_Directions for this task_.
While you copy the lines below, skip the pictures and keep the rest exact.
*** Begin section ***
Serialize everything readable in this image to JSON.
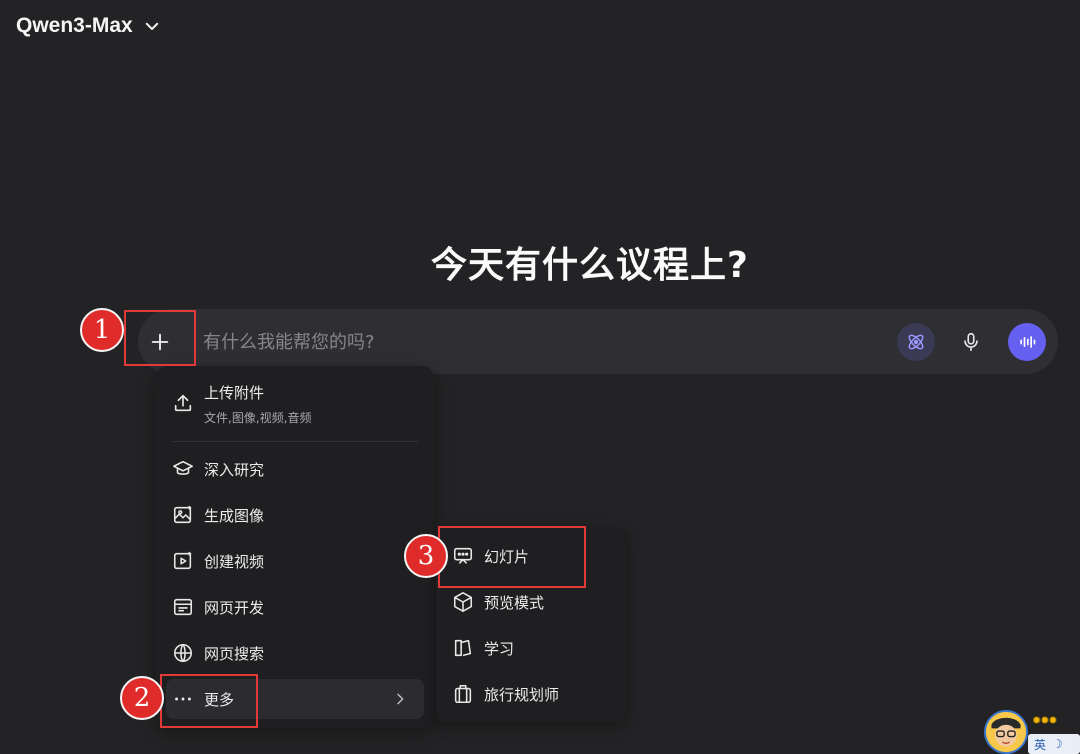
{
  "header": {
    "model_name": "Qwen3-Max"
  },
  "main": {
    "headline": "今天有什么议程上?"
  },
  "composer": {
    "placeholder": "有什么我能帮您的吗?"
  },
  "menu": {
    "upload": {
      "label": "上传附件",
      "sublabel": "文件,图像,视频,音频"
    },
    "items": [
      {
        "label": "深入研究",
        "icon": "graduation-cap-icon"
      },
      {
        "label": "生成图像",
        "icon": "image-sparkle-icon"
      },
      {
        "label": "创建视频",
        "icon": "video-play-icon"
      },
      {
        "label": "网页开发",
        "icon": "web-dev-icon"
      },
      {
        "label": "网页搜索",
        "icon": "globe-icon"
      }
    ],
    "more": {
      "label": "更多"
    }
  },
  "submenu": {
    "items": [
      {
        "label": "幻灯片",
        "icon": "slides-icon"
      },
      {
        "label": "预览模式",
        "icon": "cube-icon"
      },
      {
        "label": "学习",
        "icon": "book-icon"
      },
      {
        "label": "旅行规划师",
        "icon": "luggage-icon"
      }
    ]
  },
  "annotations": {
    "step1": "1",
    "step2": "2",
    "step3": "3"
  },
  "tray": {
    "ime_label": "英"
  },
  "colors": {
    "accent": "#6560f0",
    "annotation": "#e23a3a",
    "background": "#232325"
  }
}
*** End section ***
_Answer to this problem_.
Serialize everything readable in this image to JSON.
{
  "header": {
    "model_name": "Qwen3-Max"
  },
  "main": {
    "headline": "今天有什么议程上?"
  },
  "composer": {
    "placeholder": "有什么我能帮您的吗?"
  },
  "menu": {
    "upload": {
      "label": "上传附件",
      "sublabel": "文件,图像,视频,音频"
    },
    "items": [
      {
        "label": "深入研究",
        "icon": "graduation-cap-icon"
      },
      {
        "label": "生成图像",
        "icon": "image-sparkle-icon"
      },
      {
        "label": "创建视频",
        "icon": "video-play-icon"
      },
      {
        "label": "网页开发",
        "icon": "web-dev-icon"
      },
      {
        "label": "网页搜索",
        "icon": "globe-icon"
      }
    ],
    "more": {
      "label": "更多"
    }
  },
  "submenu": {
    "items": [
      {
        "label": "幻灯片",
        "icon": "slides-icon"
      },
      {
        "label": "预览模式",
        "icon": "cube-icon"
      },
      {
        "label": "学习",
        "icon": "book-icon"
      },
      {
        "label": "旅行规划师",
        "icon": "luggage-icon"
      }
    ]
  },
  "annotations": {
    "step1": "1",
    "step2": "2",
    "step3": "3"
  },
  "tray": {
    "ime_label": "英"
  },
  "colors": {
    "accent": "#6560f0",
    "annotation": "#e23a3a",
    "background": "#232325"
  }
}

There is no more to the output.